■ PROVIDED RECORDS ■
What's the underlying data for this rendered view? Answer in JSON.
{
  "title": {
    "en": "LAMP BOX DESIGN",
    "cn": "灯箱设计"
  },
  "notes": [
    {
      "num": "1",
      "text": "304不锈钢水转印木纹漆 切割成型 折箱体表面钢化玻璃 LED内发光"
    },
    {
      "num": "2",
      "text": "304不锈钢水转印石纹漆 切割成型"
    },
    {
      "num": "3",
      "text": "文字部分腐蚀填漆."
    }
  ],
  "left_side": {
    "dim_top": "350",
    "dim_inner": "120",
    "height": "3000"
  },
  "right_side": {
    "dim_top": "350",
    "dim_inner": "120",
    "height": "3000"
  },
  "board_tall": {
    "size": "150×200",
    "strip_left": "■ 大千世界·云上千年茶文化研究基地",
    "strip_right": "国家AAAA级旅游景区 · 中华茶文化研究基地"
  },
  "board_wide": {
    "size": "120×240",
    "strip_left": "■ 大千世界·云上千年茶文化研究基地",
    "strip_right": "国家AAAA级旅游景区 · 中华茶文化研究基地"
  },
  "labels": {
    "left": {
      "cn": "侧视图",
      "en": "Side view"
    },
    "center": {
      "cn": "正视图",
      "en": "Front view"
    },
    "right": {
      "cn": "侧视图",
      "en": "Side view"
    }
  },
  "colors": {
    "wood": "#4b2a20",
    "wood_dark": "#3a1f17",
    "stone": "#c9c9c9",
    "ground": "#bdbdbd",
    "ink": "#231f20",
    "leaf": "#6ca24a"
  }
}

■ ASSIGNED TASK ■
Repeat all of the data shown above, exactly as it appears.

■ REPLY ■
What's the underlying data for this rendered view? Answer in JSON.
{
  "title": {
    "en": "LAMP BOX DESIGN",
    "cn": "灯箱设计"
  },
  "notes": [
    {
      "num": "1",
      "text": "304不锈钢水转印木纹漆 切割成型 折箱体表面钢化玻璃 LED内发光"
    },
    {
      "num": "2",
      "text": "304不锈钢水转印石纹漆 切割成型"
    },
    {
      "num": "3",
      "text": "文字部分腐蚀填漆."
    }
  ],
  "left_side": {
    "dim_top": "350",
    "dim_inner": "120",
    "height": "3000"
  },
  "right_side": {
    "dim_top": "350",
    "dim_inner": "120",
    "height": "3000"
  },
  "board_tall": {
    "size": "150×200",
    "strip_left": "■ 大千世界·云上千年茶文化研究基地",
    "strip_right": "国家AAAA级旅游景区 · 中华茶文化研究基地"
  },
  "board_wide": {
    "size": "120×240",
    "strip_left": "■ 大千世界·云上千年茶文化研究基地",
    "strip_right": "国家AAAA级旅游景区 · 中华茶文化研究基地"
  },
  "labels": {
    "left": {
      "cn": "侧视图",
      "en": "Side view"
    },
    "center": {
      "cn": "正视图",
      "en": "Front view"
    },
    "right": {
      "cn": "侧视图",
      "en": "Side view"
    }
  },
  "colors": {
    "wood": "#4b2a20",
    "wood_dark": "#3a1f17",
    "stone": "#c9c9c9",
    "ground": "#bdbdbd",
    "ink": "#231f20",
    "leaf": "#6ca24a"
  }
}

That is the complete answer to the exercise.